Pamela Anderson at the PETA 35th anniversary party on Sep. 30. The actress was chosen to cover the final nude issue of Playboy. File Photo by Jim Ruymen/UPI | License Photo
LOS ANGELES, Dec. 4 (UPI) -- Pamela Anderson recently went nude for Playboy for the final time.
The 48-year-old actress was chosen to cover the magazine's forthcoming January/February issue, and stripped down for a 12-page inside spread. The company announced the issue will be the last to feature naked women in October.
"I got a call from [Playboy founder Hugh Hefner's] attorney who said, 'We don't want anybody else. There's nobody else, could you do the last cover of Playboy?'" Anderson told Entertainment Tonight of the coveted cover.

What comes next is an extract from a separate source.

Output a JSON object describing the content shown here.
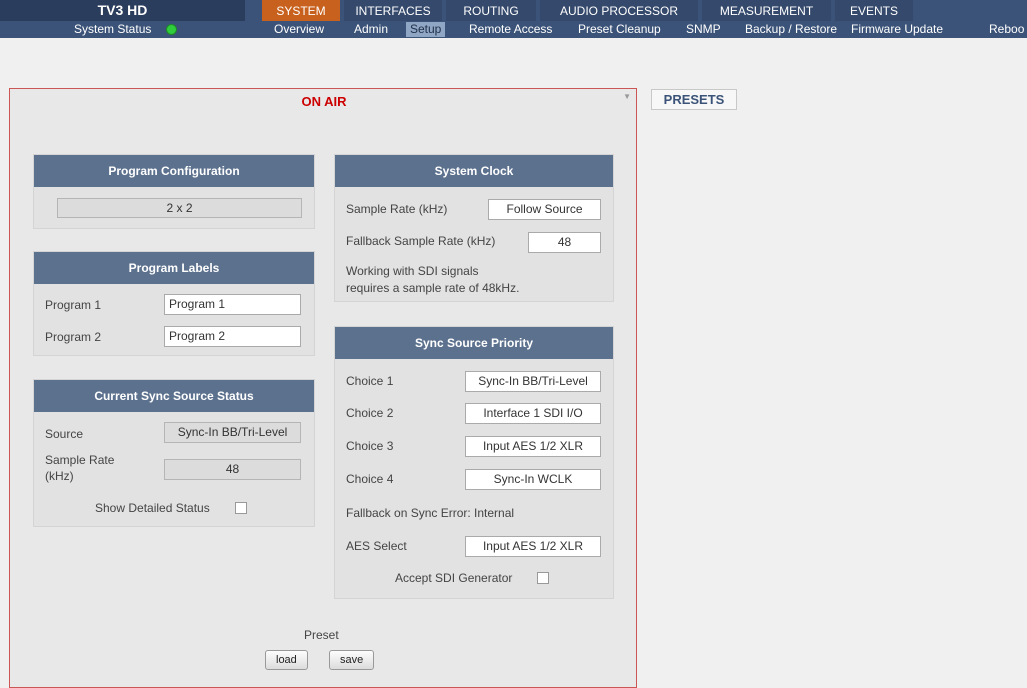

"[I asked my elder son Brandon for permission], and he goes, 'Mom, you've got to do it!'" she shared. "I asked [Dylan] too, and Dylan's like, 'Mom, you know you've done it all.' ...They were really excited for me and I was excited, too."
The final nude issue marks Anderson's 14th cover for the long-running men's magazine. The actress also appeared in day three of the annual Love magazine advent calendar this week, and went nude for the #CALIFUK issue of Flaunt in October.
"I don't think of myself as beautiful, but I know I have a deep, sensual drive," Anderson told Playboy in the accompanying interview. "People respond to that more than physicality because your spirit never ages. I'm a bit of an exhibitionist, and I like being playful and having fun."
"You have to be yourself," she advised. "That's the hardest thing to be. I've been in professional environments where people have tried to change me, and that's when I become like the Hulk and just rip them off my back. Then I'm back to being myself. I try to live my life as honestly as I can."
Pamela Anderson for the January/February issue of Playboy. Photo by Ellen von Unwerth for Playboy
Anderson first covered the magazine in 1989, and last appeared in 2011. Playboy decided to end nude pictorials in light of their increasing irrelevance due to the Internet and continued concern about women's portrayal in the media.